About 18 months ago I spent a week with London Institute of Contemporary Christianity (LICC) in London on their Toolbox course. It was probably one of the most equipping things I’ve done for living as a Christian in a western consumerist culture.
As part of the week we heard a short presentation from Neil Hudson about the Imagine Project. Neil had been working with 16 churches around the country, asking how they could create ‘whole life’ disciples. Christians who realised that their whole life mattered to God, not just the few hours that they devoted to gathered church activities.
For me, a guy who has spent most of his life in and around one church or another, this gave language and context to a problem that I’d seen but couldn’t articulate. I was excited, enthused and completely stuck to know what to do next.
Well, in part, the answer is finally here in this book. Rather than personal reflections on the history of the Imagine Project, Imagine Church is really an outcome. A book to give background and some direction to churches and church leaders that have noticed a disconnect between what we say we mean (‘yes, your whole life matters to God’) and the way that we act (‘I missed you at the prayer, members, home group, meeting this week’).

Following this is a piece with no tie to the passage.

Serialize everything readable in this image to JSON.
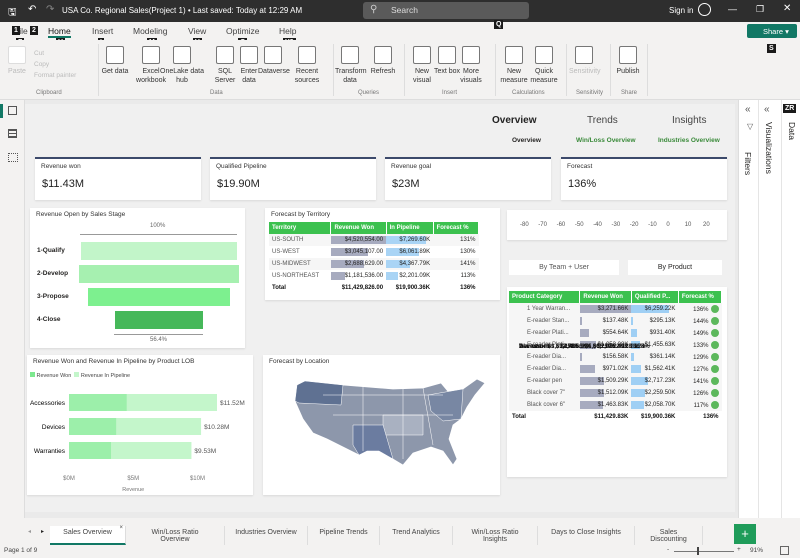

Fortunately, Neil doesn’t just launch into a list of new ideas and programmes to get your church working towards whole-life discipleship. The vision and values need to come before the actions, otherwise, come the first painful challenge, the slide back to the old familiar ways will occur before you’ve got very far at all. So a good proportion of the early part of the book looks at culture change, our motivation and some of the practicalities of moving a group of people forward on a journey.
The second part looks more at the practicalities and give some good examples, from churches that were involved with the pilot project, about how change can be implemented. Now, before you run away thinking, the last thing we need is more to do, Neil walks us through the idea of ‘one degree shifts’. Meaning, you don’t need to change everything in one go, instead it’s by incremental changes working their way into the fabric of church life that big impacts can be made.
The best bits…
…of this book are the real life examples that come from a range of churches that still do things very differently. This isn’t about becoming a new denomination, changing service styles, playing louder music and installing a new AV system, it’s about how the gathered church can have an impact throughout the community.
The worst bits…
…are the references to LICC resources. This may seem like a strange criticism simply because, as far as I’m aware, LICC are the only organisation devoted to revolutionising the church in this way. But, for some reason, references to LICC resources in the body text seem cumbersome and would have been better placed in the Further Reading sections at the end of each chapter.
Quite simply, this is an excellent, must read, book for any church leader. I reckon I’ll be sending a few out over the summer.
In case anyone is interested. LICC are currently recruiting for a Training and Development Director to work on the Imagine Project. More info on their vacancies page.